because Alzheimers patients are not themselves anymore it is very diffucult to figure out what they want or need I always try to remember what makes them the most comfortable and just do it and not ask questions as they can't articulate at this stage of this horrable illiness,I watch some of the husbands at the nursing home my mom goes to sometimes when she needs antibodics,and rehab, and the wife will hit him because he is trying to make her eat, what would be best for both of them would to step back and let one of the other caregivers have a go at it. you can't force someone to eat, people with Alzheimers get real stubborn and it is always best to redirect them and try to get them to eat a little later. The fear of choking is a natural reflex and so it is a fear for them, they just don't know how to tell you that. after a wile in the later stages it is best to avoid clear liquids and gel up their water, for some reason they start to asperate with clear liquids, My mom carried a gallon of milk over to her bed this morning, and she is so tiny and frail she has arthritis and cronic pain, also copd, I never know what I will awaken to, god bless you all this is such a thank less job, and the goverment needs to step up and provide medicaid to Alzheimers patients just like the priviate pay homes, not one Alzheimers "home" takes medicaid, and not one nursing home will take someone with alzheimers.They get away with it by calling it assisted living so what do you do when you can't afford priviate pay ? where does your mom or dad, husband or wife go ?

1019wolfram answered...

My dad is starting to choke more on water. He is afraid to swallow at times. This is getting more difficult to figure out. All us kids and mom just want dad to be as comfortable as possible. I'm tired of crying and feeling helpless. I stay at the hospital with DAD a couple nights a week and he calls out for his brother to come help him. His brother has been dead for 25 years. I don't know what to say. I can't lift him to help get him to the potty, he's wearing a diaper and hates it. He has a pee bag on. I just pray for strength to do what I have to do. joan thank you booda. I'm trying to work on smiling.

Zicka answered...

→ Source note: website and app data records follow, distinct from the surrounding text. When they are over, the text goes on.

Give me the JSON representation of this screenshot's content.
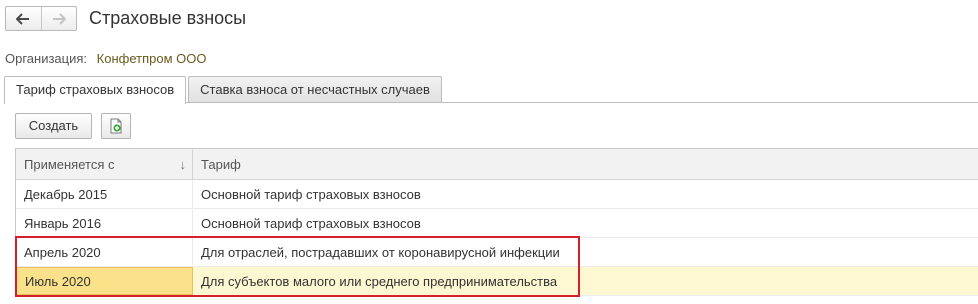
{
  "header": {
    "back_icon": "arrow-left-icon",
    "forward_icon": "arrow-right-icon",
    "title": "Страховые взносы"
  },
  "organization": {
    "label": "Организация:",
    "value": "Конфетпром ООО"
  },
  "tabs": [
    {
      "label": "Тариф страховых взносов",
      "active": true
    },
    {
      "label": "Ставка взноса от несчастных случаев",
      "active": false
    }
  ],
  "toolbar": {
    "create_label": "Создать",
    "copy_icon": "copy-document-icon"
  },
  "table": {
    "columns": [
      "Применяется с",
      "Тариф"
    ],
    "sort_indicator": "↓",
    "rows": [
      {
        "date": "Декабрь 2015",
        "tariff": "Основной тариф страховых взносов",
        "selected": false
      },
      {
        "date": "Январь 2016",
        "tariff": "Основной тариф страховых взносов",
        "selected": false
      },
      {
        "date": "Апрель 2020",
        "tariff": "Для отраслей, пострадавших от коронавирусной инфекции",
        "selected": false
      },
      {
        "date": "Июль 2020",
        "tariff": "Для субъектов малого или среднего предпринимательства",
        "selected": true
      }
    ]
  },
  "colors": {
    "highlight_frame": "#d41f2c",
    "selected_row": "#fdf7d2",
    "selected_cell": "#fbe18a",
    "organization_link": "#6b5a1e"
  }
}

My mother is 92 years old and in a county home which, I would say, is brighter and cleaner and the girls more loving than a lot of other facilities I've been in. It is completely paid by Medicare. She was renting and didn't have a car when we had to admit her and none of us (her children) could afford to pay for her care. I am so glad we made the decision to put her there now, but when I see her every weekend now I can see the changes and know that she is in the latter stages of her disease. Her speech doesn't make sense anymore and my sister and I just agree with what she says most of the time. I feel so sad and lonely most of the time when leaving. We usually stayed 2 hours or so but now we sometimes don't make it to 1 hour. Her food is pureed now and her water has to have a gel like substance in it. She is sleeping a lot of the time we're there. However, we always hug her, kiss her, and tell her we love her before we go. She always says, (and we understand this) "I love you too" and the name is always wrong but it is either my sister or me and we're happy with that. It will be so hard when she passes. Thanks for letting me say a few words.